───── DATA PROVIDED

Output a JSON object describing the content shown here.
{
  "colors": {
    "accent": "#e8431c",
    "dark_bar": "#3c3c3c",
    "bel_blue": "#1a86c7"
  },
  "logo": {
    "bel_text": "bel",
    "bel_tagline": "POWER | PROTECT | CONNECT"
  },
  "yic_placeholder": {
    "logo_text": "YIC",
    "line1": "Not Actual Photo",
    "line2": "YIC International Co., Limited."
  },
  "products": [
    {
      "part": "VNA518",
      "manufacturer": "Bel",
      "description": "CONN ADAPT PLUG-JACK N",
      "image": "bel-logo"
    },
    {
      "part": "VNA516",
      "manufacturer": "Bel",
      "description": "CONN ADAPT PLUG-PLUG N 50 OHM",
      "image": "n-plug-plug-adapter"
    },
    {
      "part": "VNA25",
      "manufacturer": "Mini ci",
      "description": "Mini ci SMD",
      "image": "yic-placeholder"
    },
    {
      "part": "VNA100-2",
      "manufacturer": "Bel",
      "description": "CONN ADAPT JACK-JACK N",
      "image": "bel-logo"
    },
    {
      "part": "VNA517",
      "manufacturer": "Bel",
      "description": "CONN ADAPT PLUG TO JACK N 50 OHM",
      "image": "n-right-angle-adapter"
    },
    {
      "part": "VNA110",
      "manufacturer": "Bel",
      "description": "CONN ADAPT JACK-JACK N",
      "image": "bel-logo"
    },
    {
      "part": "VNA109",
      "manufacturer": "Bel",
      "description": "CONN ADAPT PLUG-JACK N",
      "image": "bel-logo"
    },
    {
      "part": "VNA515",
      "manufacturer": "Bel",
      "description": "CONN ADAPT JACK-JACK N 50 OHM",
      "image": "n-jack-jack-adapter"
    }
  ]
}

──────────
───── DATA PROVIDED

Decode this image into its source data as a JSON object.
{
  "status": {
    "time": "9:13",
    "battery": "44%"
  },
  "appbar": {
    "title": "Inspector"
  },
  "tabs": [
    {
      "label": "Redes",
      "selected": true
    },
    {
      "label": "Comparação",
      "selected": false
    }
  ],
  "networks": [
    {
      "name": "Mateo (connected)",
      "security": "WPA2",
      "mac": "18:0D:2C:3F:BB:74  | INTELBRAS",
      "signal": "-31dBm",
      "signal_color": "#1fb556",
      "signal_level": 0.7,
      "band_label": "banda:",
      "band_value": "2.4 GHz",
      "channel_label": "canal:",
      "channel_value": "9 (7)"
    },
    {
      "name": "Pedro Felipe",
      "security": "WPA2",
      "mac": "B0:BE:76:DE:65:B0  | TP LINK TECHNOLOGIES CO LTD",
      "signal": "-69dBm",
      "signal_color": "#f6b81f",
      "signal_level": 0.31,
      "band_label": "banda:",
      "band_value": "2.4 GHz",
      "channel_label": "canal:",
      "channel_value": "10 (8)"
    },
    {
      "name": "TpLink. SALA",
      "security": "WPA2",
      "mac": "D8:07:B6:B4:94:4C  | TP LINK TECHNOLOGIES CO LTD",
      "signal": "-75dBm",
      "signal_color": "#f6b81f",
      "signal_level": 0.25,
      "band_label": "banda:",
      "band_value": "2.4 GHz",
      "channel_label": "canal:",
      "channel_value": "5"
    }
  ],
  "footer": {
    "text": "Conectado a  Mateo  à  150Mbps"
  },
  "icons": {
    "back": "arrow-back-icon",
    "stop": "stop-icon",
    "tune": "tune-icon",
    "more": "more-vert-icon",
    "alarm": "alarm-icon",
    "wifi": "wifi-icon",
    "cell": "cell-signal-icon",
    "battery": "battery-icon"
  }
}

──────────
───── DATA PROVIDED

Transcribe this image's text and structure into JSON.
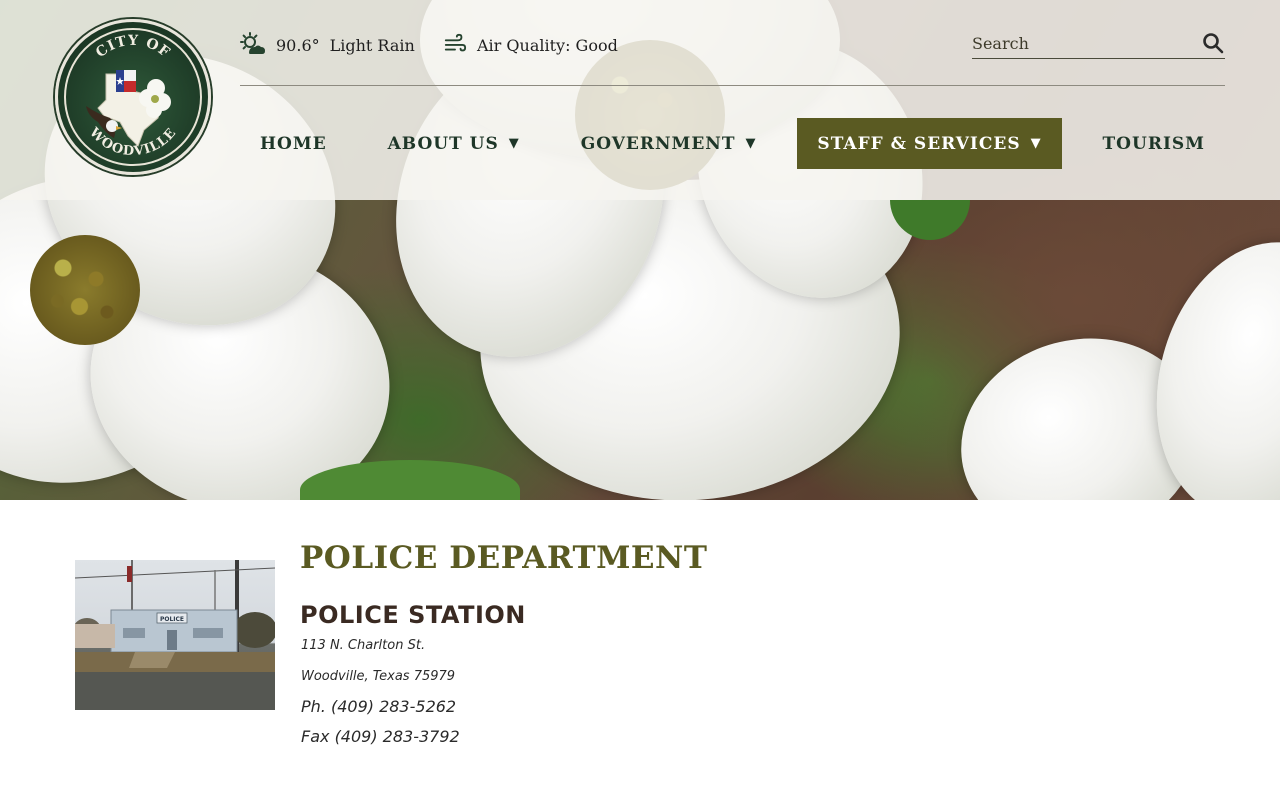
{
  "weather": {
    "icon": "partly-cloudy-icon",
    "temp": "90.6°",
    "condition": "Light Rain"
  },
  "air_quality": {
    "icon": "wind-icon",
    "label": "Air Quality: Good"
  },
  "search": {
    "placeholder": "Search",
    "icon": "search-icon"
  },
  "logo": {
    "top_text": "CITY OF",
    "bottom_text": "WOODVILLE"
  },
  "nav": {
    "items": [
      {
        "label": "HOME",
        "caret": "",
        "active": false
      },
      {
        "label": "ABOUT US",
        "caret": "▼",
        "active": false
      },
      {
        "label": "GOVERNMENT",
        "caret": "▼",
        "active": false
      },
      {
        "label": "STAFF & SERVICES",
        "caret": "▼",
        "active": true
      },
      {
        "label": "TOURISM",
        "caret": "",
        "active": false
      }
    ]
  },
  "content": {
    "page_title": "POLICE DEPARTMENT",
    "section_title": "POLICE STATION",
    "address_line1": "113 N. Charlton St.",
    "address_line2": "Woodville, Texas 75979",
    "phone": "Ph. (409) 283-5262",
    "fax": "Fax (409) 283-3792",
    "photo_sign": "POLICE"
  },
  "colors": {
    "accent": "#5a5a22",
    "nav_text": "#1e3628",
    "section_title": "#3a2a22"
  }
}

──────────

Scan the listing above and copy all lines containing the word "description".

▶ [SOLUTION TO THIS PROBLEM]:
      "description": "CONN ADAPT PLUG-JACK N",
      "description": "CONN ADAPT PLUG-PLUG N 50 OHM",
      "description": "Mini ci SMD",
      "description": "CONN ADAPT JACK-JACK N",
      "description": "CONN ADAPT PLUG TO JACK N 50 OHM",
      "description": "CONN ADAPT JACK-JACK N",
      "description": "CONN ADAPT PLUG-JACK N",
      "description": "CONN ADAPT JACK-JACK N 50 OHM",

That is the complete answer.